Records provided.
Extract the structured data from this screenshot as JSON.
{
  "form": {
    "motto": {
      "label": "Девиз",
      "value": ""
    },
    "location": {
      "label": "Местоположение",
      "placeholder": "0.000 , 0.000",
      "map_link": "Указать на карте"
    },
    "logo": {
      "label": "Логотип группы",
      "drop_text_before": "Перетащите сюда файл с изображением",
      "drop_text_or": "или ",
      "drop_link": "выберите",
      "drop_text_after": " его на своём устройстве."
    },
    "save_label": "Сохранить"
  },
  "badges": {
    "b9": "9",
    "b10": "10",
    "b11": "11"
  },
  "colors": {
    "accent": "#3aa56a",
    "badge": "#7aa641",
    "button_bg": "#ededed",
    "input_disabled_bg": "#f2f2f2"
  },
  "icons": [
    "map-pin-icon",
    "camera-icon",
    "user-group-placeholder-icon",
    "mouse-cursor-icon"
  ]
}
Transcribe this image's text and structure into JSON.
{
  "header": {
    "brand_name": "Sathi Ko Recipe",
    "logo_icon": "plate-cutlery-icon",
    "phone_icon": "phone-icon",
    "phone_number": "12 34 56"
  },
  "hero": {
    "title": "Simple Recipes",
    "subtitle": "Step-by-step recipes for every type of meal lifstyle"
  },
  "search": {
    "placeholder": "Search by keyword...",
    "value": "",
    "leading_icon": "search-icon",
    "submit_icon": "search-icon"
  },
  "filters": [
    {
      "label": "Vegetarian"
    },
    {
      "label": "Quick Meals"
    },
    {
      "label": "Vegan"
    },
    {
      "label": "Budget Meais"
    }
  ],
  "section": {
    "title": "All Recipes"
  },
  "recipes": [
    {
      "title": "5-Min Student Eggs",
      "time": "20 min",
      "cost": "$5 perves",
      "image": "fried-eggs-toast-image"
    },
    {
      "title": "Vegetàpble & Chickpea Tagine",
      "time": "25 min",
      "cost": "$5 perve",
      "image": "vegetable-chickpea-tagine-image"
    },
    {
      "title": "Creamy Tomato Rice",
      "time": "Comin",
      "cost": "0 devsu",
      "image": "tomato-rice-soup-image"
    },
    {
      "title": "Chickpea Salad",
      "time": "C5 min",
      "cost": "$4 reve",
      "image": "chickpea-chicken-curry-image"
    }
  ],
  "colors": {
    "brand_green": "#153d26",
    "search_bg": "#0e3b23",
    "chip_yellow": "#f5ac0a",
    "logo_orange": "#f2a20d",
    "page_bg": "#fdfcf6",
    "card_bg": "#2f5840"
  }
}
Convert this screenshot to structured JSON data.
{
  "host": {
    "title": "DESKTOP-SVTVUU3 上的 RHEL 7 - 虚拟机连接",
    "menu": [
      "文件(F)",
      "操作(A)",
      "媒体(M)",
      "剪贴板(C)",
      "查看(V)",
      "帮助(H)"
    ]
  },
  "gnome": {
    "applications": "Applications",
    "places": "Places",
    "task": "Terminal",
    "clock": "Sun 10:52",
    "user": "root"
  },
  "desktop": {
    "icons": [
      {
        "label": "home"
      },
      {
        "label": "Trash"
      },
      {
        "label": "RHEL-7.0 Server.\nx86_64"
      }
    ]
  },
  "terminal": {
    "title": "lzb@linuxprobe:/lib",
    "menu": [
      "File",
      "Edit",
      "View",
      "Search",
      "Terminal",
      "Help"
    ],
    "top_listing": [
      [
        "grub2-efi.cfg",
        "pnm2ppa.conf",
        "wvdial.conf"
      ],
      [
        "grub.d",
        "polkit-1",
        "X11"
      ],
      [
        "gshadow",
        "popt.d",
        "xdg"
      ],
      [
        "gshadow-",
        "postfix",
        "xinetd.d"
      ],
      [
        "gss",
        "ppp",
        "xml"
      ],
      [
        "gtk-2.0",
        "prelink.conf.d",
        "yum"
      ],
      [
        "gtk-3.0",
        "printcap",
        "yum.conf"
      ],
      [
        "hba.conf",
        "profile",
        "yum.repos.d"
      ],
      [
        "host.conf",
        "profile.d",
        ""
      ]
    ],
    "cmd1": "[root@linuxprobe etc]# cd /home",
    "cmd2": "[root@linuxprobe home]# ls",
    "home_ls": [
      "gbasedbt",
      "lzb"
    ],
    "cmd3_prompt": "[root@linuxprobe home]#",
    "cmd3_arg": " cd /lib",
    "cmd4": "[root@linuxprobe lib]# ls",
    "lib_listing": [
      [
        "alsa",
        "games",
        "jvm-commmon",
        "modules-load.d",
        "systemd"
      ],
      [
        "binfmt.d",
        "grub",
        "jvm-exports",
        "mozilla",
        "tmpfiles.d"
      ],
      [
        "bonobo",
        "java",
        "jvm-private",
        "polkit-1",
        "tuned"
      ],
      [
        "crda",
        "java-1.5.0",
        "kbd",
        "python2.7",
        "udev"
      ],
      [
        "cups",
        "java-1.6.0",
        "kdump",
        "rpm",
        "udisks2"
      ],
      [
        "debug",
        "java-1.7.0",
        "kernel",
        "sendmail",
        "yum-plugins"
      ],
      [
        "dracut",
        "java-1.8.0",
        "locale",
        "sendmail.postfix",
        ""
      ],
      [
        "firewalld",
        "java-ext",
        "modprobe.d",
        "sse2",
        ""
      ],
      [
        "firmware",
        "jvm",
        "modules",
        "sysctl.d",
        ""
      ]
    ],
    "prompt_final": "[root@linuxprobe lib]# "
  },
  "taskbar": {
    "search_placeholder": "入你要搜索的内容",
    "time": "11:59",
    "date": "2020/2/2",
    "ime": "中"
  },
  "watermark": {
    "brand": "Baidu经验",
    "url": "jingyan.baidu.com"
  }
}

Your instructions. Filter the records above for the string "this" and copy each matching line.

Response to the task.
Extract the structured data from this screenshot as JSON.
Transcribe this image's text and structure into JSON.
Convert this screenshot to structured JSON data.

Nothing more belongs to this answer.